1. Find the Right Shop
Just as there are many car manufacturers in Japan, there are many rental car shops operating here. Japanese automakers, such as Toyota, Honda and Mazda, run their own rental car shops. Therefore, if you'd like to get a Toyota, search the net for Toyota rental cars in Japan.
If you are not a big fan of a specific automaker, a major rental car shop, Nippon (Japan) Rent-A-Car, can be a good option. It has many offices throughout Japan and with good cars across several automakers.
2. Make a Reservation
It's a common occurrence that rental car shops won’t always have enough cars in stock. If you walk into a shop without a prior reservation, it's quite possible that the shop won't have any cars to rent. Make sure you place your reservation in advance, using a driver’s license valid in Japan, or an international driving permit.

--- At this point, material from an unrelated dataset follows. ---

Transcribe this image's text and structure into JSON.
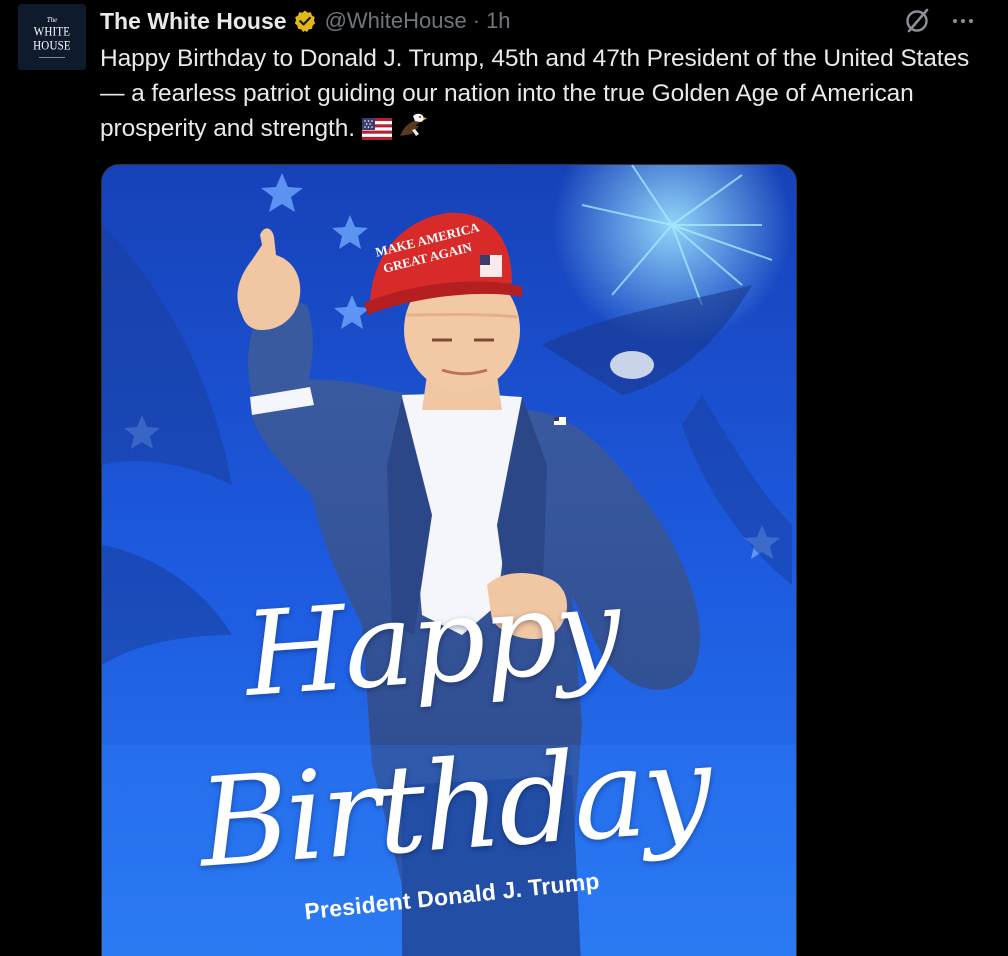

To make a reservation, you'll need to submit your name, a phone number you'll be using during your time in Japan, desirable car model and any special options (such as GPS navigation) and the number of passengers. The shop will also ask you the dates, times and locations of pick-up and return. Once your itinerary is fixed, call or e-mail a shop to make the reservation. More information about the process can be found below.
3. Procedures at a Rental Car Shop
When you arrive at the rental car shop, visit the application counter and tell your name to a clerk. They may request you to show your passport and driver’s license. Keep in mind that the rental fee depends on your desired car model, dates and times. Shop around for promotional deals or campaigns before you make your final decision. Once you've paid the rental fee, by cash or credit card, you'll be led out to examine the car's current condition, noting any scratches or dents. Once you are satisfied with the car and made sure you didn't miss any blemishes (so you won't be charged for them upon returning the vehicle), sign your name on the contract and trade it in for a brief guide explaining how to operate the vehicle.
4. Rules of Driving in Japan
If you have a driver's license, you should know the basics behind the wheel, but we'll cover them as expected of a driver in Japan. Before your departure, adjust your seat and mirrors, fasten your seatbelt and ensure all passengers fasten their seatbelts, even those seated in the rear. In Japan, we keep to the left while driving, which also means the position of levers, such as blinkers and windshield wipers, may be the opposite of cars in your country. Until you've gotten accustomed to these differences, be especially sure to drive carefully as you explore the vast wonders of Japan!